HDAC inhibitors stimulate LIFR when it is repressed by hypoxia or PTHrP in breast cancer

J Bone Oncol. 2021 Dec 1;31:100407. doi: 10.1016/j.jbo.2021.100407. eCollection 2021 Dec.

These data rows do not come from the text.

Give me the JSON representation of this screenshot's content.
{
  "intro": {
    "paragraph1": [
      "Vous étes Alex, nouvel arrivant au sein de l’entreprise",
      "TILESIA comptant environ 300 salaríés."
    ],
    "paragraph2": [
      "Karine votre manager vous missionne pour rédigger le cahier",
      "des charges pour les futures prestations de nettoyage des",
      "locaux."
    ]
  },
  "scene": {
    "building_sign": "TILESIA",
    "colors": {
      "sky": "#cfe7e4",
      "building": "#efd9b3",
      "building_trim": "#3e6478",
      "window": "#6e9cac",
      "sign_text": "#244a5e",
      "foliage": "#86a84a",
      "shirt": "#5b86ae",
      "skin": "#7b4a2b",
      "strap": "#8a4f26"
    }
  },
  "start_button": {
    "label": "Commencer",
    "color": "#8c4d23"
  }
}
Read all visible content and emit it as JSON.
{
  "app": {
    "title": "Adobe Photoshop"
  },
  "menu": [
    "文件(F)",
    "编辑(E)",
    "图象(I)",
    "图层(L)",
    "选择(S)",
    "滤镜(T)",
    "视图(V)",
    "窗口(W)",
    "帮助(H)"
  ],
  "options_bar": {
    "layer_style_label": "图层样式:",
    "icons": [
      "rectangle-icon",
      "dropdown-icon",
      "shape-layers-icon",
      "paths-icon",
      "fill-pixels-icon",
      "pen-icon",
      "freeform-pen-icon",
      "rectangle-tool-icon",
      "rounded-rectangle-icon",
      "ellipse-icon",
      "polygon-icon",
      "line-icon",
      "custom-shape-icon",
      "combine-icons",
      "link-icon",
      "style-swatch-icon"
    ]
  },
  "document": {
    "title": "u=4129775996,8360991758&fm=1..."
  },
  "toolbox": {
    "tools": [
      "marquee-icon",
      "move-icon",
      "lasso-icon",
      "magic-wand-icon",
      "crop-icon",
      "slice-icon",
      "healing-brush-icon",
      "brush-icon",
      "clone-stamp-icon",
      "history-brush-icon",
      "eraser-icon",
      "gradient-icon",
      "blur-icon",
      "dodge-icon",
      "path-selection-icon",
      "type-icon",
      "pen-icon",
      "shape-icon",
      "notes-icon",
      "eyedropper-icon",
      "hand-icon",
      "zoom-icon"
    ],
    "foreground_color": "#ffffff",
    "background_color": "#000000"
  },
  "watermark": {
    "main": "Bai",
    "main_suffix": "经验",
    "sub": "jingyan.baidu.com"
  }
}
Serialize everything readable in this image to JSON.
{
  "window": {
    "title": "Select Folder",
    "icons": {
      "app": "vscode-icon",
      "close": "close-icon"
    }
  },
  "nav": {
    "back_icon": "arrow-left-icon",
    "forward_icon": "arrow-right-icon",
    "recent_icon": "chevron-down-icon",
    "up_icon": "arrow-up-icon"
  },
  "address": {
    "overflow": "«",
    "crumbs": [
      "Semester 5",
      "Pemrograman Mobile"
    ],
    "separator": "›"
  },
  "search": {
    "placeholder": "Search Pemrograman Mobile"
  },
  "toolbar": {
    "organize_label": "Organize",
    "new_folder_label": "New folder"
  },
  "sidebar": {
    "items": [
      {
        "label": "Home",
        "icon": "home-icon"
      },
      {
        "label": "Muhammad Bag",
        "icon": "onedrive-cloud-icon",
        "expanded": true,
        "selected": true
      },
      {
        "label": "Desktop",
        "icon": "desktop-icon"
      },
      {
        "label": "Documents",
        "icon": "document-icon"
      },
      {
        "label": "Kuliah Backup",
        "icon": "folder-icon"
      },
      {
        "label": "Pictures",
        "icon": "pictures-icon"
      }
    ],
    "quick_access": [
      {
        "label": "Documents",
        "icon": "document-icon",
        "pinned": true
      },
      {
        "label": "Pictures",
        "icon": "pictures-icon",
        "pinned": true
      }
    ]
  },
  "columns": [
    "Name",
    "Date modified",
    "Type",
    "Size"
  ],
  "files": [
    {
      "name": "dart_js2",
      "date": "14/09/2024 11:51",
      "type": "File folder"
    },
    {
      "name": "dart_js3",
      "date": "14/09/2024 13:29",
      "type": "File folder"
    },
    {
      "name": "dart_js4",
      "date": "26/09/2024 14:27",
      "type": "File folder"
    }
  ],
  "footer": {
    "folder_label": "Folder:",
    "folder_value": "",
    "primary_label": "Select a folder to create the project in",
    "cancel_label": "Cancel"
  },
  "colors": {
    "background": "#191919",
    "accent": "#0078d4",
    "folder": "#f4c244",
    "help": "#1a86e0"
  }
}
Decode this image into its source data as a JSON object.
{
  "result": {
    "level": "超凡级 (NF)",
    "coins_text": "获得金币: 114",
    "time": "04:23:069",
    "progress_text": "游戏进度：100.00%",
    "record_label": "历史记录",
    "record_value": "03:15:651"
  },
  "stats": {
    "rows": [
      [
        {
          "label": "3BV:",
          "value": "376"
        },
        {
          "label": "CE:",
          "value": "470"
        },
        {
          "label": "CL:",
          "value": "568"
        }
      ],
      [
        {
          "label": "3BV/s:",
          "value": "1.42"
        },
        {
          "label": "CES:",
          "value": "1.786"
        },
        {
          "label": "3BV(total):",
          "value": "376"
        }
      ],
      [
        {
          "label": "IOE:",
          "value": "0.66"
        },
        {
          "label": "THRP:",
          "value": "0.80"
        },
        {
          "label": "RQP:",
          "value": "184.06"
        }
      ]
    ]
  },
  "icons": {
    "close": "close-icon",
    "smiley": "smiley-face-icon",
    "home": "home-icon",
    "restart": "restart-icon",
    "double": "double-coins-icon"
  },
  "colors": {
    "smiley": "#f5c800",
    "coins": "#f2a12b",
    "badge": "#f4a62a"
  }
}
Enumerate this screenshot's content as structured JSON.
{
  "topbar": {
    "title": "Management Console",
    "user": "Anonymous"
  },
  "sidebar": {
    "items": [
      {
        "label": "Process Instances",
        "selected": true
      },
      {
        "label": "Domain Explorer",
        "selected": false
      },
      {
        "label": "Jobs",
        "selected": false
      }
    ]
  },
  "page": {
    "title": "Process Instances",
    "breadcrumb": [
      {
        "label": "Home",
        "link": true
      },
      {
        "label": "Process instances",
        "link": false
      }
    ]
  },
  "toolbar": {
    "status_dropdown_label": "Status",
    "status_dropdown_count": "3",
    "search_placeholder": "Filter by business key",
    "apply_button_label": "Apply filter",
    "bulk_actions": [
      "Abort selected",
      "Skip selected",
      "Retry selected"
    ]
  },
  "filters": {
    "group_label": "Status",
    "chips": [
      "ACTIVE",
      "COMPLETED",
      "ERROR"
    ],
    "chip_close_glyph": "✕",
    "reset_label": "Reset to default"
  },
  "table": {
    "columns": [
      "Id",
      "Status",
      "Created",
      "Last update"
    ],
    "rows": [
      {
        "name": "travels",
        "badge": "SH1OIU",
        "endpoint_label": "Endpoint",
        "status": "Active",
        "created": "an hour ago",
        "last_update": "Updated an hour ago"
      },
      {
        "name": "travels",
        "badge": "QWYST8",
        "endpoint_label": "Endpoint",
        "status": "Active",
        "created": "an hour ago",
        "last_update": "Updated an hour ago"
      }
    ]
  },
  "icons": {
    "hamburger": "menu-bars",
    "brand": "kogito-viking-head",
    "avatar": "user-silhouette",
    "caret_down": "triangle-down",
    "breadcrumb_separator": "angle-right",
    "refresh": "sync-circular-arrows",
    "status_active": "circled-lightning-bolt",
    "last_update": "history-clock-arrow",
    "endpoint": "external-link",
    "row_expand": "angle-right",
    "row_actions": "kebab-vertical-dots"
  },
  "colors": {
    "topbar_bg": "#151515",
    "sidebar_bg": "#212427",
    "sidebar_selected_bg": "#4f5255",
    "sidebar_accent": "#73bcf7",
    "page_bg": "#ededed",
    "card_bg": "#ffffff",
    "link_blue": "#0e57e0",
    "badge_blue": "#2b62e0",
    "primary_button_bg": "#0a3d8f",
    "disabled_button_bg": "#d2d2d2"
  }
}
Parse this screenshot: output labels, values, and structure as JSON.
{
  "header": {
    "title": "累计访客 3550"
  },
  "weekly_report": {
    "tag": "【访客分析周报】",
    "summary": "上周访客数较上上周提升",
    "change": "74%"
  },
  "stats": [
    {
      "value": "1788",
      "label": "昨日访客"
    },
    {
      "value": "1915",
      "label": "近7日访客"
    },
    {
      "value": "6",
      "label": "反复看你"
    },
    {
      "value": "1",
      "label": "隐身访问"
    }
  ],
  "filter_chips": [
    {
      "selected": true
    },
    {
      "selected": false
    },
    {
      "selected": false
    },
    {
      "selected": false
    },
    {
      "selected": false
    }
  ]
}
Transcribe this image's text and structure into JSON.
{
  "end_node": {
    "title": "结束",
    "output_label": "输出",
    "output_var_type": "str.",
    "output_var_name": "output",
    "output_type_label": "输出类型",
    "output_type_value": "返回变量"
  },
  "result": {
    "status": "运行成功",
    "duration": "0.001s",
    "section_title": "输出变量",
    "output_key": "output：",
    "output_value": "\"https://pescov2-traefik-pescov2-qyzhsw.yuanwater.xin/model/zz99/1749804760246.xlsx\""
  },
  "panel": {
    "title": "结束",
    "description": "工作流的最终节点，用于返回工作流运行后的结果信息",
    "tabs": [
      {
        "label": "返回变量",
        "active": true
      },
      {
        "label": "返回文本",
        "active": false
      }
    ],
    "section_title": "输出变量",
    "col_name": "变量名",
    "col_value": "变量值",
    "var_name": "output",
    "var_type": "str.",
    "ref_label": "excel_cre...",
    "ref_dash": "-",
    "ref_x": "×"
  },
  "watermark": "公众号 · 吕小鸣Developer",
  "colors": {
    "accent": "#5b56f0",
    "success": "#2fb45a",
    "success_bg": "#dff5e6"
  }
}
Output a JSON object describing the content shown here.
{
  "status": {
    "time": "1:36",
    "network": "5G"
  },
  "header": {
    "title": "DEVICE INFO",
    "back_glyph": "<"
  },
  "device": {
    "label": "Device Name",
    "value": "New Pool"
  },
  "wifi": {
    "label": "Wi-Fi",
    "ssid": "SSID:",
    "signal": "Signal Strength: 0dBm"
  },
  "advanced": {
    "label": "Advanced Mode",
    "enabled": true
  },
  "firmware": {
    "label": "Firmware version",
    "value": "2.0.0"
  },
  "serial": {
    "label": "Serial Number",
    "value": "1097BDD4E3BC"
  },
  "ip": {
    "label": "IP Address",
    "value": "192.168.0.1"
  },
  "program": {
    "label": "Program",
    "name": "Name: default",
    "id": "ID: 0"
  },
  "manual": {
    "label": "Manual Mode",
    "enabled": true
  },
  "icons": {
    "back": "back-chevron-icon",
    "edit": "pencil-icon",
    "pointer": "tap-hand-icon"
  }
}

Breast cancer cells frequently disseminate to the bone marrow, where they either induce osteolysis or enter a dormant state. Downregulation of leukemia inhibitory factor receptor (LIFR), a known breast tumor suppressor, enables otherwise dormant MCF7 human breast cancer cells to become aggressively osteolytic. Hypoxia (low oxygen tensions), which may develop in tumors as a pathological response to the metabolic demands of the proliferating cells and as a physiological state in the bone, downregulates LIFR in breast cancer cells independent of hypoxia-inducible factor (HIF) signaling. However, the mechanism by which LIFR is repressed in hypoxia is unknown. Histone deacetylase (HDAC) inhibitors stimulate LIFR by increasing histone acetylation in the proximal promoter and induce a dormancy phenotype in breast cancer cells inoculated into the mammary fat pad. We therefore aimed to determine whether hypoxia alters histone acetylation in the LIFR promoter, and whether HDAC inhibitors effectively stimulate LIFR in breast cancer cells residing in hypoxic microenvironments. Herein, we confirmed that disseminated MCF7 cells became hypoxic in the bone and that hypoxia increased the epigenetic transcriptional repressor H3K9me3 in the distal LIFR promoter while H3K9ac, which promotes transcription, was significantly reduced. Furthermore, HDAC inhibitor treatment rescued hypoxic repression and dramatically increased expression of LIFR, p38β, and p21, which regulate tumor dormancy. In a second model of LIFR repression, in which parathyroid hormone-related protein (PTHrP) suppresses LIFR expression, we found that PTHrP binds to the distal LIFR promoter, and that PTHrP suppression of LIFR protein is similarly reversed by HDAC inhibitor treatment. Together, these data suggest that HDAC inhibitors stimulate LIFR regardless of the way it is repressed by the microenvironment.